In 1995, though, Missoula County Deputy Attorney Marti McClain filed a lawsuit on behalf of the Missoula Health Department against the state because the opacity deal violated rules for administrative procedures. At Friday's meeting, the BER eliminated the environmentalists' opacity proposal, narrowing the choice to three, including Stone's for a 35 percent limit and at the other end of the spectrum the Missoula Air Pollution Control Board's request to lower that to 20 percent.
While the opacity debate continues, the outcome may very well be influenced by a lawsuit that Stone settled out of court with environmental organizations. The agreement Stone reached a little more than a year ago requires the company to draft a pollution prevention plan every year for the next five years. This month, Stone plans to put out its first plan, with the help of independent consultant, Bob Pojasek, considered by many an expert in the field of paper-making technology.
Pojasek, who is being paid by Stone Container, says that this year's plan chronicles past practices, sets guidelines for reducing waste or being more efficient, and outlines 11 items the plant plans to do to streamline operations in terms of waste and pollution over the next year.
Most of the $650,000 lawsuit settlement will be used to find better environmental practices for Stone, including protecting air and water quality. The plan is scheduled for release Thursday, November 19.

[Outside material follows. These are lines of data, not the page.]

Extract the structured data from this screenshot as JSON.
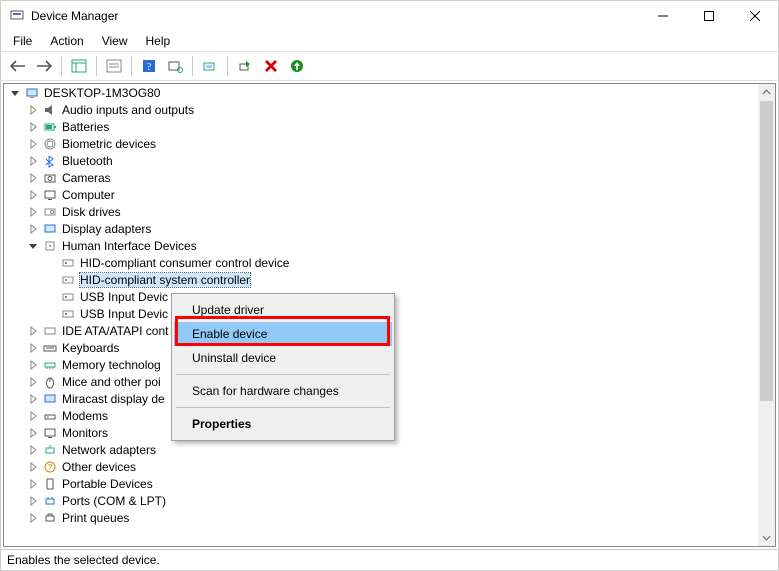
{
  "titlebar": {
    "title": "Device Manager"
  },
  "menubar": {
    "file": "File",
    "action": "Action",
    "view": "View",
    "help": "Help"
  },
  "tree": {
    "root": "DESKTOP-1M3OG80",
    "nodes": [
      {
        "label": "Audio inputs and outputs"
      },
      {
        "label": "Batteries"
      },
      {
        "label": "Biometric devices"
      },
      {
        "label": "Bluetooth"
      },
      {
        "label": "Cameras"
      },
      {
        "label": "Computer"
      },
      {
        "label": "Disk drives"
      },
      {
        "label": "Display adapters"
      },
      {
        "label": "Human Interface Devices",
        "expanded": true,
        "children": [
          {
            "label": "HID-compliant consumer control device"
          },
          {
            "label": "HID-compliant system controller",
            "selected": true
          },
          {
            "label": "USB Input Devic"
          },
          {
            "label": "USB Input Devic"
          }
        ]
      },
      {
        "label": "IDE ATA/ATAPI cont"
      },
      {
        "label": "Keyboards"
      },
      {
        "label": "Memory technolog"
      },
      {
        "label": "Mice and other poi"
      },
      {
        "label": "Miracast display de"
      },
      {
        "label": "Modems"
      },
      {
        "label": "Monitors"
      },
      {
        "label": "Network adapters"
      },
      {
        "label": "Other devices"
      },
      {
        "label": "Portable Devices"
      },
      {
        "label": "Ports (COM & LPT)"
      },
      {
        "label": "Print queues"
      }
    ]
  },
  "context_menu": {
    "update": "Update driver",
    "enable": "Enable device",
    "uninstall": "Uninstall device",
    "scan": "Scan for hardware changes",
    "properties": "Properties"
  },
  "statusbar": {
    "text": "Enables the selected device."
  }
}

"I'm not teaching Stone anything they don't know," Projasek says. "I'm a facilitator. I audit the plan. If it were my plan, I wouldn't be able to audit it, and if Stone creates the plan, they will be more likely to follow it."
Meanwhile, the county's lawsuit has been set aside as the state deals with the new public rule-making process. Stone's proposal, the least stringent of the three still being considered, calls for 35 percent opacity, with six percent of their violations within a 6-month period being excused. This means that if Stone were to exceed its limits 12,000 times in a 3-month period, the mill would still be in compliance.
Ed Scott, Stone's director of environmental affairs, says that the company's proposal mirrors current federal standards. Scott complains, however, those standards are difficult to comply with because Stone's boilers are old. The three recovery boilers were installed in 1966, 1972 and 1980.
Scott adds that even though Stone gets a bad rap for pollution emissions, the company is working to protect the environment. "We are for clean air and the protection of the environment," Scott says. "In the last 10 years, emissions from the recovery boilers were reduced by 50 percent."
By contrast, Darrell Geist of Cold Mountain, Cold Rivers and other enviros were disappointed that the state shot down their proposal for a 10 percent opacity limit on one recovery boiler and a 20 percent limit for the other two boilers. Geist says the petition for stricter standards was signed by 11,017 residents, 204 businesses and 17 citizen groups, and claims the BER is beholden to corporate rather than citizen interests.
For the conclusion to this week's Feature, please pick up a copy of the Missoula Independent at one of more than 500 locations around Western Montana.
Ed Scott, the environmental liaison for the Frenchtown Mill, shows where the paper is made. Scott says the mill's practices are up to industry standards.
Photo by Loren Moulton
Tony Tweedale, Jim Olsen, Darrell Geist and other environmentalists traveled to Helena last week to argue for stricter pollution controls. Their proposal aimed to limit the opacity, or amount of visible emissions, coming from the Frenchtown stacks.
Photo by Loren Moulton